● Dataset rows for apps and sites
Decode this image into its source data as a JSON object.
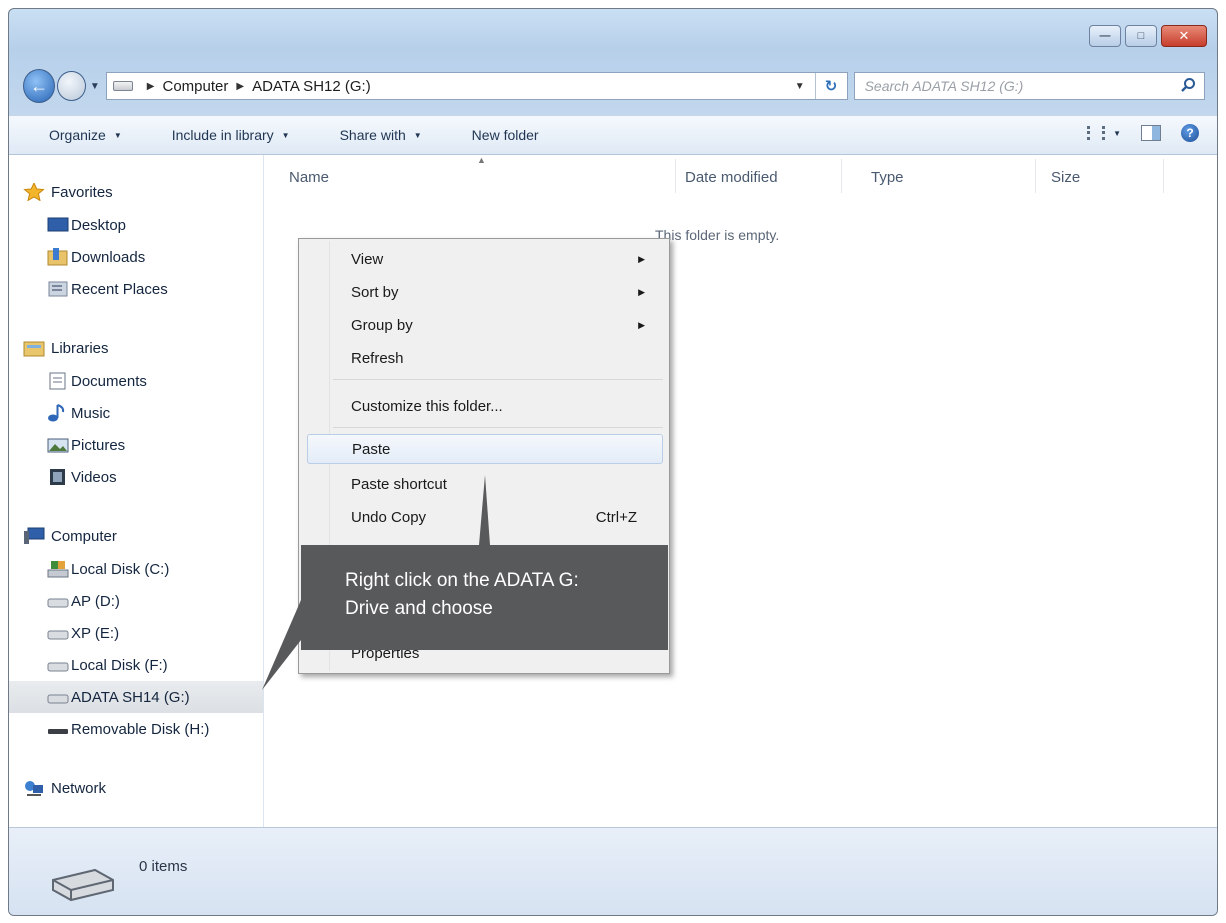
{
  "address_bar": {
    "crumbs": [
      "Computer",
      "ADATA SH12 (G:)"
    ]
  },
  "search": {
    "placeholder": "Search ADATA SH12 (G:)"
  },
  "toolbar": {
    "organize": "Organize",
    "include_in_library": "Include in library",
    "share_with": "Share with",
    "new_folder": "New folder"
  },
  "nav_pane": {
    "favorites": {
      "label": "Favorites",
      "items": [
        "Desktop",
        "Downloads",
        "Recent Places"
      ]
    },
    "libraries": {
      "label": "Libraries",
      "items": [
        "Documents",
        "Music",
        "Pictures",
        "Videos"
      ]
    },
    "computer": {
      "label": "Computer",
      "items": [
        "Local Disk (C:)",
        "AP (D:)",
        "XP (E:)",
        "Local Disk (F:)",
        "ADATA SH14 (G:)",
        "Removable Disk (H:)"
      ],
      "selected": "ADATA SH14 (G:)"
    },
    "network": {
      "label": "Network"
    }
  },
  "columns": [
    "Name",
    "Date modified",
    "Type",
    "Size"
  ],
  "empty_message": "This folder is empty.",
  "context_menu": {
    "items": [
      {
        "label": "View",
        "submenu": true
      },
      {
        "label": "Sort by",
        "submenu": true
      },
      {
        "label": "Group by",
        "submenu": true
      },
      {
        "label": "Refresh"
      },
      {
        "label": "Customize this folder..."
      },
      {
        "label": "Paste",
        "highlighted": true
      },
      {
        "label": "Paste shortcut"
      },
      {
        "label": "Undo Copy",
        "shortcut": "Ctrl+Z"
      },
      {
        "label": "Properties"
      }
    ]
  },
  "callout": {
    "line1": "Right click on the ADATA G:",
    "line2": "Drive and choose"
  },
  "status_bar": {
    "item_count": "0 items"
  },
  "colors": {
    "callout_bg": "#58595b",
    "window_frame": "#c3d8ee",
    "close_button": "#c73e2c"
  }
}
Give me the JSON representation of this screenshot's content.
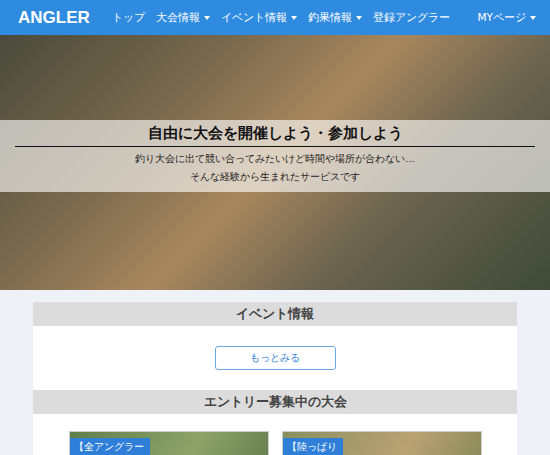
{
  "navbar": {
    "logo": "ANGLER",
    "items": [
      {
        "label": "トップ",
        "dropdown": false
      },
      {
        "label": "大会情報",
        "dropdown": true
      },
      {
        "label": "イベント情報",
        "dropdown": true
      },
      {
        "label": "釣果情報",
        "dropdown": true
      },
      {
        "label": "登録アングラー",
        "dropdown": false
      }
    ],
    "right": {
      "label": "MYページ",
      "dropdown": true
    }
  },
  "hero": {
    "title": "自由に大会を開催しよう・参加しよう",
    "lines": [
      "釣り大会に出て競い合ってみたいけど時間や場所が合わない…",
      "そんな経験から生まれたサービスです"
    ]
  },
  "events": {
    "title": "イベント情報",
    "button": "もっとみる"
  },
  "tournaments": {
    "title": "エントリー募集中の大会",
    "cards": [
      {
        "tag": "【全アングラー"
      },
      {
        "tag": "【陸っぱり"
      }
    ]
  }
}
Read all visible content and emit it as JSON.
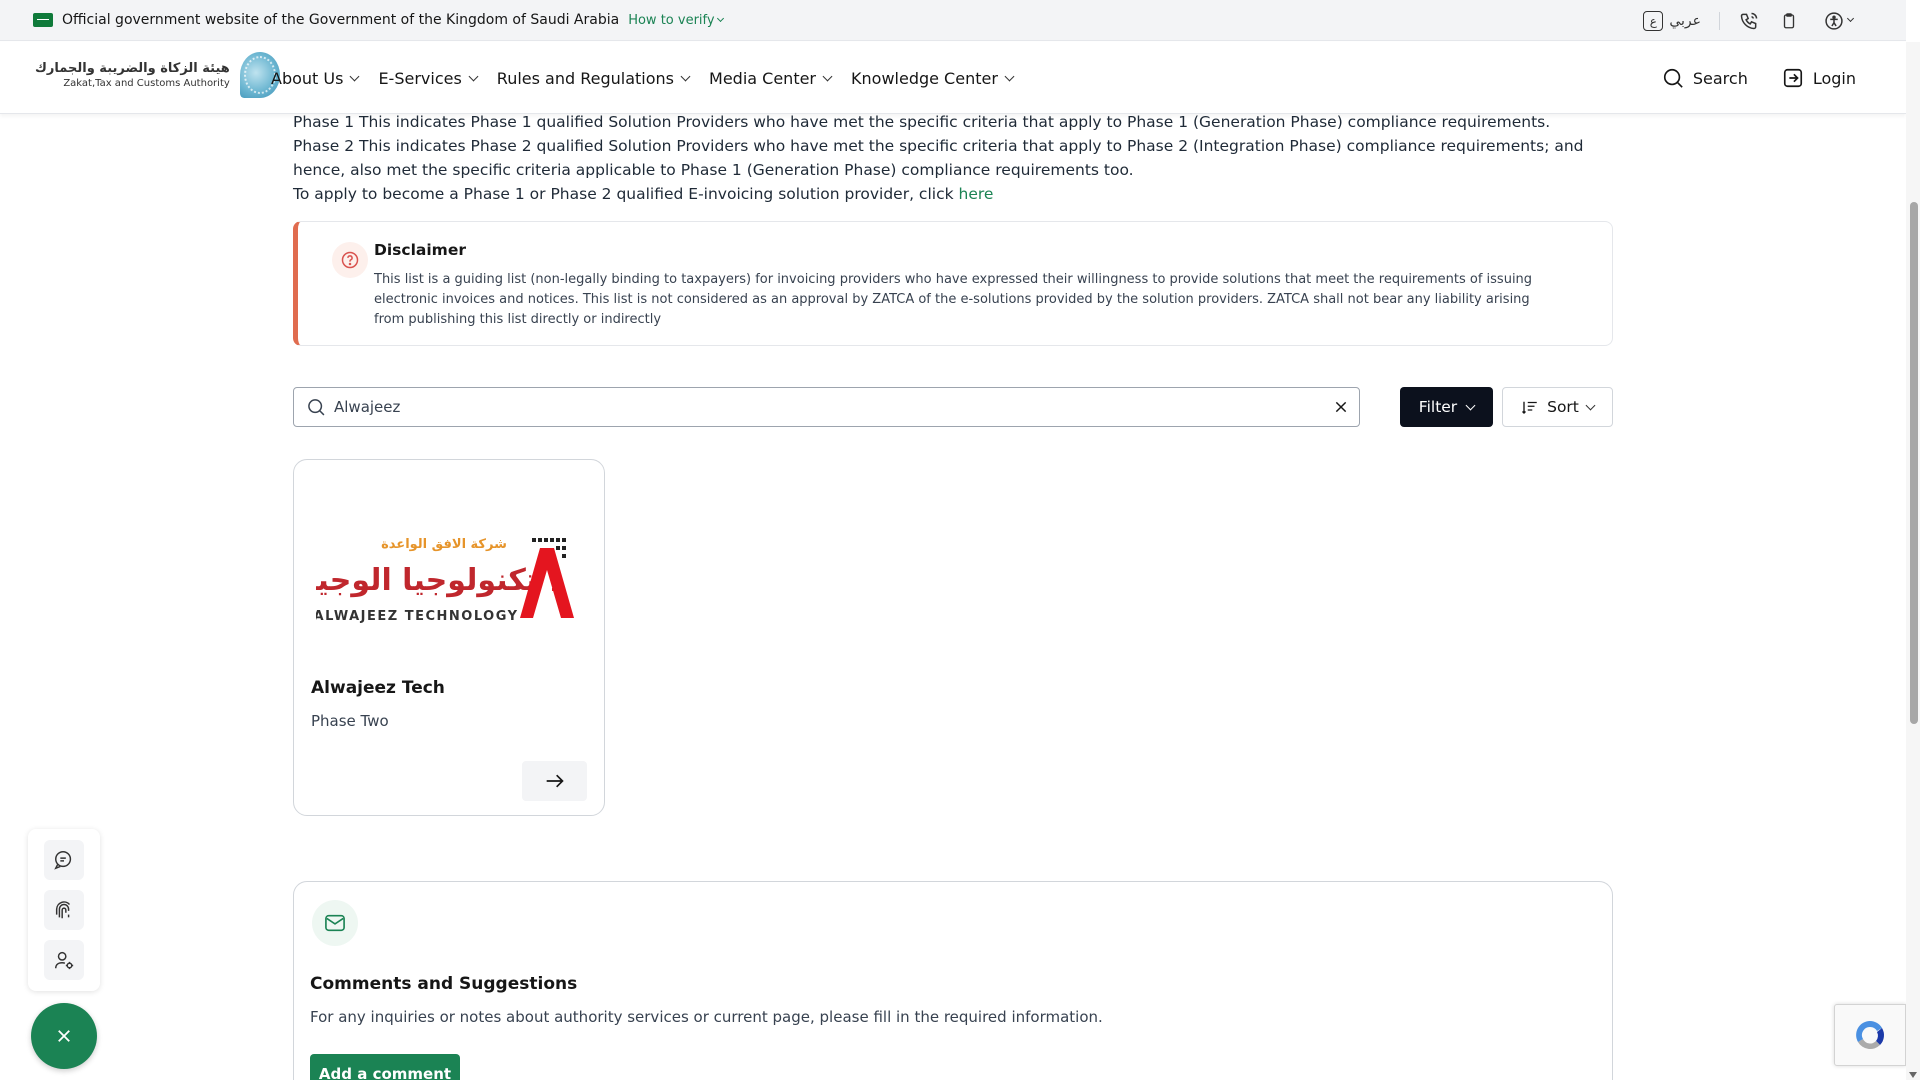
{
  "govbar": {
    "text": "Official government website of the Government of the Kingdom of Saudi Arabia",
    "verify_label": "How to verify",
    "lang_label": "عربي",
    "icons": [
      "language-icon",
      "phone-icon",
      "clipboard-icon",
      "accessibility-icon"
    ]
  },
  "header": {
    "logo_ar": "هيئة الزكاة والضريبة والجمارك",
    "logo_en": "Zakat,Tax and Customs Authority",
    "menu": [
      {
        "label": "About Us"
      },
      {
        "label": "E-Services"
      },
      {
        "label": "Rules and Regulations"
      },
      {
        "label": "Media Center"
      },
      {
        "label": "Knowledge Center"
      }
    ],
    "search_label": "Search",
    "login_label": "Login"
  },
  "intro": {
    "line1": "Phase 1 This indicates Phase 1 qualified Solution Providers who have met the specific criteria that apply to Phase 1 (Generation Phase) compliance requirements.",
    "line2": "Phase 2 This indicates Phase 2 qualified Solution Providers who have met the specific criteria that apply to Phase 2 (Integration Phase) compliance requirements; and hence, also met the specific criteria applicable to Phase 1 (Generation Phase) compliance requirements too.",
    "line3_prefix": "To apply to become a Phase 1 or Phase 2 qualified E-invoicing solution provider, click ",
    "line3_link": "here"
  },
  "disclaimer": {
    "title": "Disclaimer",
    "body": "This list is a guiding list (non-legally binding to taxpayers) for invoicing providers who have expressed their willingness to provide solutions that meet the requirements of issuing electronic invoices and notices. This list is not considered as an approval by ZATCA of the e-solutions provided by the solution providers. ZATCA shall not bear any liability arising from publishing this list directly or indirectly"
  },
  "search": {
    "value": "Alwajeez",
    "filter_label": "Filter",
    "sort_label": "Sort"
  },
  "results": [
    {
      "logo_ar_small": "شركة الافق الواعدة",
      "logo_ar_big": "تكنولوجيا الوجيز",
      "logo_en": "ALWAJEEZ TECHNOLOGY",
      "title": "Alwajeez Tech",
      "phase": "Phase Two"
    }
  ],
  "comments": {
    "title": "Comments and Suggestions",
    "desc": "For any inquiries or notes about authority services or current page, please fill in the required information.",
    "button_label": "Add a comment"
  },
  "float_toolbar": {
    "icons": [
      "chat-icon",
      "fingerprint-icon",
      "user-settings-icon"
    ],
    "fab_icon": "close-icon"
  },
  "colors": {
    "brand_green": "#1b8354",
    "dark_button": "#0c111d",
    "disclaimer_accent": "#e06c4f"
  }
}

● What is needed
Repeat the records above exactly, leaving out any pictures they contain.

● Solved problem
Decode this image into its source data as a JSON object.
{
  "address_bar": {
    "crumbs": [
      "Computer",
      "ADATA SH12 (G:)"
    ]
  },
  "search": {
    "placeholder": "Search ADATA SH12 (G:)"
  },
  "toolbar": {
    "organize": "Organize",
    "include_in_library": "Include in library",
    "share_with": "Share with",
    "new_folder": "New folder"
  },
  "nav_pane": {
    "favorites": {
      "label": "Favorites",
      "items": [
        "Desktop",
        "Downloads",
        "Recent Places"
      ]
    },
    "libraries": {
      "label": "Libraries",
      "items": [
        "Documents",
        "Music",
        "Pictures",
        "Videos"
      ]
    },
    "computer": {
      "label": "Computer",
      "items": [
        "Local Disk (C:)",
        "AP (D:)",
        "XP (E:)",
        "Local Disk (F:)",
        "ADATA SH14 (G:)",
        "Removable Disk (H:)"
      ],
      "selected": "ADATA SH14 (G:)"
    },
    "network": {
      "label": "Network"
    }
  },
  "columns": [
    "Name",
    "Date modified",
    "Type",
    "Size"
  ],
  "empty_message": "This folder is empty.",
  "context_menu": {
    "items": [
      {
        "label": "View",
        "submenu": true
      },
      {
        "label": "Sort by",
        "submenu": true
      },
      {
        "label": "Group by",
        "submenu": true
      },
      {
        "label": "Refresh"
      },
      {
        "label": "Customize this folder..."
      },
      {
        "label": "Paste",
        "highlighted": true
      },
      {
        "label": "Paste shortcut"
      },
      {
        "label": "Undo Copy",
        "shortcut": "Ctrl+Z"
      },
      {
        "label": "Properties"
      }
    ]
  },
  "callout": {
    "line1": "Right click on the ADATA G:",
    "line2": "Drive and choose"
  },
  "status_bar": {
    "item_count": "0 items"
  },
  "colors": {
    "callout_bg": "#58595b",
    "window_frame": "#c3d8ee",
    "close_button": "#c73e2c"
  }
}
Give me the JSON representation of this screenshot's content.
{
  "navbar": {
    "logo": "ANGLER",
    "items": [
      {
        "label": "トップ",
        "dropdown": false
      },
      {
        "label": "大会情報",
        "dropdown": true
      },
      {
        "label": "イベント情報",
        "dropdown": true
      },
      {
        "label": "釣果情報",
        "dropdown": true
      },
      {
        "label": "登録アングラー",
        "dropdown": false
      }
    ],
    "right": {
      "label": "MYページ",
      "dropdown": true
    }
  },
  "hero": {
    "title": "自由に大会を開催しよう・参加しよう",
    "lines": [
      "釣り大会に出て競い合ってみたいけど時間や場所が合わない…",
      "そんな経験から生まれたサービスです"
    ]
  },
  "events": {
    "title": "イベント情報",
    "button": "もっとみる"
  },
  "tournaments": {
    "title": "エントリー募集中の大会",
    "cards": [
      {
        "tag": "【全アングラー"
      },
      {
        "tag": "【陸っぱり"
      }
    ]
  }
}
Read all visible content and emit it as JSON.
{
  "govbar": {
    "text": "Official government website of the Government of the Kingdom of Saudi Arabia",
    "verify_label": "How to verify",
    "lang_label": "عربي",
    "icons": [
      "language-icon",
      "phone-icon",
      "clipboard-icon",
      "accessibility-icon"
    ]
  },
  "header": {
    "logo_ar": "هيئة الزكاة والضريبة والجمارك",
    "logo_en": "Zakat,Tax and Customs Authority",
    "menu": [
      {
        "label": "About Us"
      },
      {
        "label": "E-Services"
      },
      {
        "label": "Rules and Regulations"
      },
      {
        "label": "Media Center"
      },
      {
        "label": "Knowledge Center"
      }
    ],
    "search_label": "Search",
    "login_label": "Login"
  },
  "intro": {
    "line1": "Phase 1 This indicates Phase 1 qualified Solution Providers who have met the specific criteria that apply to Phase 1 (Generation Phase) compliance requirements.",
    "line2": "Phase 2 This indicates Phase 2 qualified Solution Providers who have met the specific criteria that apply to Phase 2 (Integration Phase) compliance requirements; and hence, also met the specific criteria applicable to Phase 1 (Generation Phase) compliance requirements too.",
    "line3_prefix": "To apply to become a Phase 1 or Phase 2 qualified E-invoicing solution provider, click ",
    "line3_link": "here"
  },
  "disclaimer": {
    "title": "Disclaimer",
    "body": "This list is a guiding list (non-legally binding to taxpayers) for invoicing providers who have expressed their willingness to provide solutions that meet the requirements of issuing electronic invoices and notices. This list is not considered as an approval by ZATCA of the e-solutions provided by the solution providers. ZATCA shall not bear any liability arising from publishing this list directly or indirectly"
  },
  "search": {
    "value": "Alwajeez",
    "filter_label": "Filter",
    "sort_label": "Sort"
  },
  "results": [
    {
      "logo_ar_small": "شركة الافق الواعدة",
      "logo_ar_big": "تكنولوجيا الوجيز",
      "logo_en": "ALWAJEEZ TECHNOLOGY",
      "title": "Alwajeez Tech",
      "phase": "Phase Two"
    }
  ],
  "comments": {
    "title": "Comments and Suggestions",
    "desc": "For any inquiries or notes about authority services or current page, please fill in the required information.",
    "button_label": "Add a comment"
  },
  "float_toolbar": {
    "icons": [
      "chat-icon",
      "fingerprint-icon",
      "user-settings-icon"
    ],
    "fab_icon": "close-icon"
  },
  "colors": {
    "brand_green": "#1b8354",
    "dark_button": "#0c111d",
    "disclaimer_accent": "#e06c4f"
  }
}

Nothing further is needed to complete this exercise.